In Medieval Times there were all kinds of strange ways in which some people tried to ‘pull a fast one’ on the Lenten Fast.
Gerald of Wales, in the 12th century, reported that in Germany and the Arctic regions ‘great and religious persons’ eat the tails of beavers because of its superficial resemblance to fish.
A similar thing occurred among some catholics upon their discovery of puffins, which they believed were ‘half fish!’
Some people also sought to pay a dispensation to eat such things as eggs, butter and dairy products which were forbidden during Lent. Many churches have been built from these funds, perhaps the most famous being the ‘Butter Tower’ of Rouen Cathedral.
Activities like fasting and eating frugally through Lent and on Fridays may have receded somewhat in years gone by but they are now beginning to be adopted again by the faithful. Such ‘external markers’ and ‘expressions’ of our faith are important. They subtly distinguish us from others and can even serve as discreet witness in the workplace or among friends and family, and provide a good talking point!
Today, of course, we aren’t encouraged to ‘pull a fast one’ when it comes to fasting, and neither do we need to pay a dispensation to build our own Butter Towers! However, our Lenten Fast can make a difference to other people’s lives.
If we are making sacrifices during Lent, the money we would have spent can be given to others in need. This year, we are participating in Water Aid’s ‘Jars of Change.’ We invite you to use an empty jar or bottle to collect your charitable offerings and to bring them for the Evening Mass of the Lord’s Supper on Maundy Thursday.
During that celebration we receive the command by Jesus to love one another as he has loved us, a command he illustrated by washing his disciples’ feet. And so it is appropriate, on that night, to bring our offerings for the poor and needy.
We hope these prayers will offer some help for you in your time of pain and sadness.
Here you will find
prayers of comfort and assurance,
prayers that help to express anger or hurt or pain,
prayers to strengthen and console,
prayers, too, for your departed loved one and to commend them to God.
May the love of God
and the peace of our Lord Jesus Christ
and gently wipe away every tear from our eyes.
And may Almighty God bless us,
the Father and the Son and the Holy Spirit. Amen.
Lord, in our grief we turn to you.
Are you not the God of love
always ready to hear our cries?
Listen to our prayers for (insert name)
whom you have called out of this world.
Lead him/her to your kingdom of light and peace
and count him/her among your saints in glory.
We ask this through Christ our Lord. Amen.
Prayers of Trust
in darkness and light,

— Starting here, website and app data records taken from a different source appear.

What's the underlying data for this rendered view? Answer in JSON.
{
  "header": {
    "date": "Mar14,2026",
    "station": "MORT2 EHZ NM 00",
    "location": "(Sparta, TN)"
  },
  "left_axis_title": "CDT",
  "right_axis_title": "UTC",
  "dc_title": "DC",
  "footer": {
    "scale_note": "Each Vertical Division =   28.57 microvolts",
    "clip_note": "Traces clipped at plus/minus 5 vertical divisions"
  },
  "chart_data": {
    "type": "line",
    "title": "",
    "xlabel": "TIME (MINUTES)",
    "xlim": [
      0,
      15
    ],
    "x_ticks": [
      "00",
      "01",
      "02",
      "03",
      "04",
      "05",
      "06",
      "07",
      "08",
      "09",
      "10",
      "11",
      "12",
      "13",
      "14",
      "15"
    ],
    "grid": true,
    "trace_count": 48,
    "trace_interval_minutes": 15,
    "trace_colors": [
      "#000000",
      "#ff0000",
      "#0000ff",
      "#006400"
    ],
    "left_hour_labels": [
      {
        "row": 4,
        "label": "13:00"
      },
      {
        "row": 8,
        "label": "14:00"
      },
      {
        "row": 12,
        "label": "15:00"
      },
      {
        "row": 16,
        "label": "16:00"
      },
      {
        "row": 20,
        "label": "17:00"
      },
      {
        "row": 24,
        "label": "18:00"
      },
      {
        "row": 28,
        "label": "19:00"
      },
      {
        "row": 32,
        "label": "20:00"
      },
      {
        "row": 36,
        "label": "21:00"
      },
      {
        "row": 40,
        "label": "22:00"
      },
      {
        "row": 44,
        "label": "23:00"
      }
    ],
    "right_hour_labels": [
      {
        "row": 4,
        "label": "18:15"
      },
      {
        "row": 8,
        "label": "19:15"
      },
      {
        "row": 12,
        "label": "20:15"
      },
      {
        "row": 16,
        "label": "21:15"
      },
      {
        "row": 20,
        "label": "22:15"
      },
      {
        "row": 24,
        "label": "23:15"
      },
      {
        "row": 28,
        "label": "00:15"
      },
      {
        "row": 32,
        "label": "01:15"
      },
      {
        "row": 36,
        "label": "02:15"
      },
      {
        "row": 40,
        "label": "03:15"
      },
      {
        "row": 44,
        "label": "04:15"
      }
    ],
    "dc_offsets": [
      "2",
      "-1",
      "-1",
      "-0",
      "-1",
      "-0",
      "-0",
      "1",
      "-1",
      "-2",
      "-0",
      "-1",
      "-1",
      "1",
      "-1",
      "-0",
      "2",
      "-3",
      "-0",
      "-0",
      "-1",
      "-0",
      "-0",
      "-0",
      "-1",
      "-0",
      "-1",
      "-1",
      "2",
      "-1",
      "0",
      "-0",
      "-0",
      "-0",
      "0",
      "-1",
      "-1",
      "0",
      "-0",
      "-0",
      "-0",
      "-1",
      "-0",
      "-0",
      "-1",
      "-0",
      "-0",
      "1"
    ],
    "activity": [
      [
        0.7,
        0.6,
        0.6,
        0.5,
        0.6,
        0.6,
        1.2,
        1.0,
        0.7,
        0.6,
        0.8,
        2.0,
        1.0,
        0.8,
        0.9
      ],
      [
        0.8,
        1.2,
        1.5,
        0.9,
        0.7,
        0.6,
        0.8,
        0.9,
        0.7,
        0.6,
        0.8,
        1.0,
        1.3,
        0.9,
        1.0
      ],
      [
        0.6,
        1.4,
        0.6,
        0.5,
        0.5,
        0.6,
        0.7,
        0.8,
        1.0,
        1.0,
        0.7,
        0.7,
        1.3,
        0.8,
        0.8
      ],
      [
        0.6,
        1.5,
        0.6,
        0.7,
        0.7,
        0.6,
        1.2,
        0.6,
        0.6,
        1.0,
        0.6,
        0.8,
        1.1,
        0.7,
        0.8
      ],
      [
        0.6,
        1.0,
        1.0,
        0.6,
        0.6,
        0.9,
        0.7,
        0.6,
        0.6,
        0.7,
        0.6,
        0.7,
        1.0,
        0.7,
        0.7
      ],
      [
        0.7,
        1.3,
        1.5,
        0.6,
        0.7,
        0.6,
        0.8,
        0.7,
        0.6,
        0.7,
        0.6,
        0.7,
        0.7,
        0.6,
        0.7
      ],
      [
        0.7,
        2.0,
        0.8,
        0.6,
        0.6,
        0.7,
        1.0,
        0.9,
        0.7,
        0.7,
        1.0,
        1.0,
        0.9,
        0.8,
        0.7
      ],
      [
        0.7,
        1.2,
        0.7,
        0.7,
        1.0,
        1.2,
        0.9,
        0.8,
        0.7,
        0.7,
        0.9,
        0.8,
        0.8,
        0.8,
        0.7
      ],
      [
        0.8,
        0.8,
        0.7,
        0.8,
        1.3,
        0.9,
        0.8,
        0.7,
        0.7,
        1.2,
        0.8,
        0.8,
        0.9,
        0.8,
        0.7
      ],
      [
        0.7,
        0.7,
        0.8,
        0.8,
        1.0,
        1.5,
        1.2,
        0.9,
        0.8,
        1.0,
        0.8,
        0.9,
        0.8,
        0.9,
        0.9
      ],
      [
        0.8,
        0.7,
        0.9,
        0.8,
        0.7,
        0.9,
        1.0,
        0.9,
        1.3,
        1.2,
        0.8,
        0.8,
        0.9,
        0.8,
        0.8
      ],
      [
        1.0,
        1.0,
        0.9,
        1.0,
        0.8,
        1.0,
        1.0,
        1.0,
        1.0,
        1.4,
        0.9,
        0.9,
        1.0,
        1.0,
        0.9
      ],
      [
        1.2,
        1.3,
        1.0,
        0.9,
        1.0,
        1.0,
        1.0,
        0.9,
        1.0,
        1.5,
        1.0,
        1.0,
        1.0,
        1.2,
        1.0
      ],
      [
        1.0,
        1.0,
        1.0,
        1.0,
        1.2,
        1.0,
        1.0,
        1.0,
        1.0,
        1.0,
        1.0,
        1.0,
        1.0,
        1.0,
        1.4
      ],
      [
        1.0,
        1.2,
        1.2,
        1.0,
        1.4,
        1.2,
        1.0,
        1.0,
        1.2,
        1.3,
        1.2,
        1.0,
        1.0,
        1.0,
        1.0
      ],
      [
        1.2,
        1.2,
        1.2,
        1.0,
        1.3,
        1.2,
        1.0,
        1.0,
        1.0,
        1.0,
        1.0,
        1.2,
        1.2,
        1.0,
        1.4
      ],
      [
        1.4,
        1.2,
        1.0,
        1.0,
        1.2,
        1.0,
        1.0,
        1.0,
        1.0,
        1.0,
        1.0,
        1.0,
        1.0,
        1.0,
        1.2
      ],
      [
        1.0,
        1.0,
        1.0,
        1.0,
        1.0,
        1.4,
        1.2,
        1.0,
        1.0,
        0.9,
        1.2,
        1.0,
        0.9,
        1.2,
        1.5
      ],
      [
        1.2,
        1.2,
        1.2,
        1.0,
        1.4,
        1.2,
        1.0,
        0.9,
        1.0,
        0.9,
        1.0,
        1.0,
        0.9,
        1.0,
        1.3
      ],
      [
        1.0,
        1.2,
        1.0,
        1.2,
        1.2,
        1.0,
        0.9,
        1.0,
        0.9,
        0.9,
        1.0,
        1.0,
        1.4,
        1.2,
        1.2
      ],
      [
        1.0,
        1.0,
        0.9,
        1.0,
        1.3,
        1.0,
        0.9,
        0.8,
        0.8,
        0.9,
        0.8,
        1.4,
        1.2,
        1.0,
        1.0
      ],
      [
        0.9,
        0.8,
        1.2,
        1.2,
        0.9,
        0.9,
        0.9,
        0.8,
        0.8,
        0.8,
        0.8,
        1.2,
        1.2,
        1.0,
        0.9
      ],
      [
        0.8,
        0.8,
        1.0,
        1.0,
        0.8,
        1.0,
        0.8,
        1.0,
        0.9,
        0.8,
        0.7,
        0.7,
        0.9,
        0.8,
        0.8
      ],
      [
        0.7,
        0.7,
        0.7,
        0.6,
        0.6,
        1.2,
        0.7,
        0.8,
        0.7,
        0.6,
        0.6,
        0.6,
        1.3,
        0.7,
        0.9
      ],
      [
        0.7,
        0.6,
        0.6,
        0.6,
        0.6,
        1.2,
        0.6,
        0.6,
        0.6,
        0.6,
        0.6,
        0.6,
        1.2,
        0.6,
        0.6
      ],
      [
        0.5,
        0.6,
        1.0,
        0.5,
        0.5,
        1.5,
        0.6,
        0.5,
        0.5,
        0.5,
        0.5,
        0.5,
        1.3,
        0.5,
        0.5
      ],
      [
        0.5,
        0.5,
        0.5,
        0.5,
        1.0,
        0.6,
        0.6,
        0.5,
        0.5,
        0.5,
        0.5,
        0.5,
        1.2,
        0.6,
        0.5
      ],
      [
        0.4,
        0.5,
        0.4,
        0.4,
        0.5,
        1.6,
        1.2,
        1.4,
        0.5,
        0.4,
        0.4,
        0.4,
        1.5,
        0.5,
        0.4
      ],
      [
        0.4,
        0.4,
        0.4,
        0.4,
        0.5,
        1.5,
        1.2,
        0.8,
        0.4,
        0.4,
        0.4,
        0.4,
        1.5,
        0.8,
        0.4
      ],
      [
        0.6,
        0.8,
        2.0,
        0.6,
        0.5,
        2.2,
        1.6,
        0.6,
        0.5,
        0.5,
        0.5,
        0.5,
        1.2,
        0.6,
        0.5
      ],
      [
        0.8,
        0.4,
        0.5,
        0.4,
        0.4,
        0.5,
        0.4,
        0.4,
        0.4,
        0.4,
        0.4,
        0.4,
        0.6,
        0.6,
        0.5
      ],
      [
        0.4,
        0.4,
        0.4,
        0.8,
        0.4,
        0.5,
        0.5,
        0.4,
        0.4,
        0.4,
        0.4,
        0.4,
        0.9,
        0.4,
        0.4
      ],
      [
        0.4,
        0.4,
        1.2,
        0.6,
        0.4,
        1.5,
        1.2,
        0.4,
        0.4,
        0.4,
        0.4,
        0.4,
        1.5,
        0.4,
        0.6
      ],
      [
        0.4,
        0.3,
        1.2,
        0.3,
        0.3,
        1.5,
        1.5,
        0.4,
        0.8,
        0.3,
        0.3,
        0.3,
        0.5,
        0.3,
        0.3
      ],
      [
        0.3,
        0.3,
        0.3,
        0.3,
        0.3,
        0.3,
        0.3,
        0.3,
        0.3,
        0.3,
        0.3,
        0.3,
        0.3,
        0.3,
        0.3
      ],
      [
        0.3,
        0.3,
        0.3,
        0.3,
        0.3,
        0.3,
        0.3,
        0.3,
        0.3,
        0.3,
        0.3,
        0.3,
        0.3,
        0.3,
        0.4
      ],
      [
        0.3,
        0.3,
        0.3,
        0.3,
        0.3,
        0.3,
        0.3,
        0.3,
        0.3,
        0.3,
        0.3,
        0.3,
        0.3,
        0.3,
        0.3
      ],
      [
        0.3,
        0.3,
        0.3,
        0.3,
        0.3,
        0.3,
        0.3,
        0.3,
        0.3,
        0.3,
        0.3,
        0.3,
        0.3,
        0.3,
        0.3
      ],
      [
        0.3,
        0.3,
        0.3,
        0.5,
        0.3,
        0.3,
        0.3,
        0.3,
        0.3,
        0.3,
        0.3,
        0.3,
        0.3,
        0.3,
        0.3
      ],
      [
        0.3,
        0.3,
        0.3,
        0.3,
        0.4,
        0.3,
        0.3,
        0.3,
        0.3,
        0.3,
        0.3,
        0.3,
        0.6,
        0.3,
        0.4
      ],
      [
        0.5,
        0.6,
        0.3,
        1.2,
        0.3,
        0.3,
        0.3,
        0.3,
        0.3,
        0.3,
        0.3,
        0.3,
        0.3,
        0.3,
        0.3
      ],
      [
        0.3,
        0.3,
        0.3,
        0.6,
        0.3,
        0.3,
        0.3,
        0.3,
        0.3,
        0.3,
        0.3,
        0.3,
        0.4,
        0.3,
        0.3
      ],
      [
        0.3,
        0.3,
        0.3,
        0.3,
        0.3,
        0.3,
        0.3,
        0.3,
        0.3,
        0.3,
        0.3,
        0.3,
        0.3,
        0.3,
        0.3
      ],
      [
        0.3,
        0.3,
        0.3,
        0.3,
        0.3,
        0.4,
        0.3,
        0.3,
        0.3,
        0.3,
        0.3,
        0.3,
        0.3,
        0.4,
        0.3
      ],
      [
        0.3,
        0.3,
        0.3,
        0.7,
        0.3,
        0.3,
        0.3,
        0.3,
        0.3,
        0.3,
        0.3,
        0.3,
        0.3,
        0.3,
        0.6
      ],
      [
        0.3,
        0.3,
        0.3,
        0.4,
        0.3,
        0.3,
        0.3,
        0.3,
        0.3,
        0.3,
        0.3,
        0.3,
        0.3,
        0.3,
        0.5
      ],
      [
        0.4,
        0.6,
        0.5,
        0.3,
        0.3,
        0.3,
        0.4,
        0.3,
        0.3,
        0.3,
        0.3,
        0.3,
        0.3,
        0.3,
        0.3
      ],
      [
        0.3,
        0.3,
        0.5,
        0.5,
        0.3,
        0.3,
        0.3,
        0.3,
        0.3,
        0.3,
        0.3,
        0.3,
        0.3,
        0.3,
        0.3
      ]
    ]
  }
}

in trouble and in joy,
help us to trust your love,
to serve your purpose
and to praise your name;
through Jesus Christ our Lord. Amen,
hear our prayers and comfort us;
renew our trust in your Son,
whom you raised from the dead;
strengthen our faith
that (insert name, and) all who have died
in the love of Christ
will share in his resurrection;
who lives and reigns with you, now and forever. Amen.
Prayers of Hurt and Anger
you know our hurts and share our sorrows.
We are hurt by our parting from (insert name) whom we have loved:
when we are angry at the loss we have sustained,
when we long for words of comfort,
yet find them hard to hear,
turn our grief to truer living,
our affliction to firmer hope
in Jesus Christ our Lord. Amen.
Father, the death of (insert name)
brings an emptiness into our lives.
We are separated from him/her
and feel broken and bewildered.
Give us confidence that he/she is safe
and his/her life complete with you,
and bring us together at the last
to the wholeness and fullness of your presence in heaven,
where your saints and angels enjoy you for ever and ever. Amen.
When Lonely or Afraid
Risen Lord Jesus,
draw near to us as we walk this lonely road.
Pierce our weary sorrow
and gladden our heavy hearts as you go with us,
and bring us in the end to your heavenly table. Amen.
whose Son Jesus Christ said,
“Do not let your hearts be troubled or afraid”,
take away our fear of death;
bring us to the place that he has gone to prepare for us;
and give us his peace for ever. Ame
Giving up meat during Lent has been a long held Lenten tradition
because it meant giving up a luxury item.
Perhaps, with cheap meat and factory farming,
we have rather lost the sense that meat is a luxury!
And yet it is still a good tradition to have!
The Butter Tower of Rouen Cathedral